BMW R nineT Scrambler

BMW clearly felt no need to hide its intentions when targeting motorcycling’s thriving hipster market with the R nineT Scrambler. Last summer the German manufacturer trailed the new boxer by using the über-fashionable Wheels & Waves festival in Biarritz to display a concept bike, based on the popular R nineT, that featured off-road styling plus a surf-board bolted alongside it.

Then the production model was given the name Scrambler: already motorcycling’s buzz word, used by Triumph’s long-running parallel twin plus Ducati’s popular family of entry-level V-twins. Null points for originality, then, even if the name does neatly reflect both the muddy monochrome contests televised on Grandstand in the Sixties and the current craze for custom roadsters with chunky tyres and high-level exhaust systems.

This latest Scrambler has been developed to combine the off-road image with a reduction in cost. It enlarges the R nineT family of retro boxers, sharing the air-cooled, 1,170cc unit that powers the original model (which is now renamed the R nineT Roadster). The Scrambler’s petrol tank is steel instead of aluminium, and it has cast instead of wire-spoked wheels, non-radial Brembo front brake calipers, simpler suspension and some cost-saving detail changes.
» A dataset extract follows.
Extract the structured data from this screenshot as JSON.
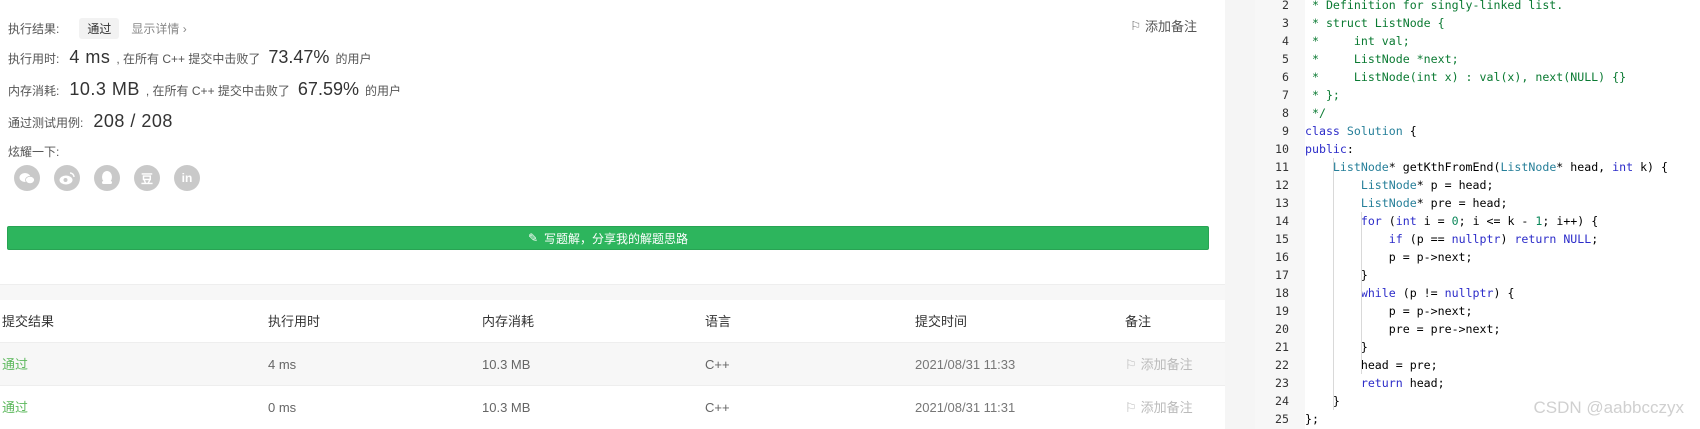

The key to its look is the high-level Akrapovic exhaust system, which also helps the long-running dohc flat-twin engine – which powered the R1200GS until 2012 – meet Euro 4 emissions standards. There is no change to the output, including the maximum of 110bhp that is 15bhp down on BMW’s latest liquid-cooled boxer unit.

There’s still plenty of straight-line performance, thanks mainly to the engine’s enthusiastic low- and midrange response, which is accompanied by a distinctive, flat droning sound from the exhaust. The Scrambler’s sense of speed is accentuated by its upright riding position, dictated by a one-piece handlebar that is slightly higher than the Roadster’s.

Wind tugs at the rider’s shoulders long before the top speed of about 125mph, but the Scrambler cruises effortlessly and smoothly at typical main road speeds. It’s reassuringly manageable in town, thanks to the wide handlebar combined with the bike’s generous steering lock, reasonably light weight, and the custom-style ribbed brown seat which, despite the off-road image, is low enough to allow most riders to put feet on the ground.


Leave a Reply

Your email address will not be published. Required fields are marked *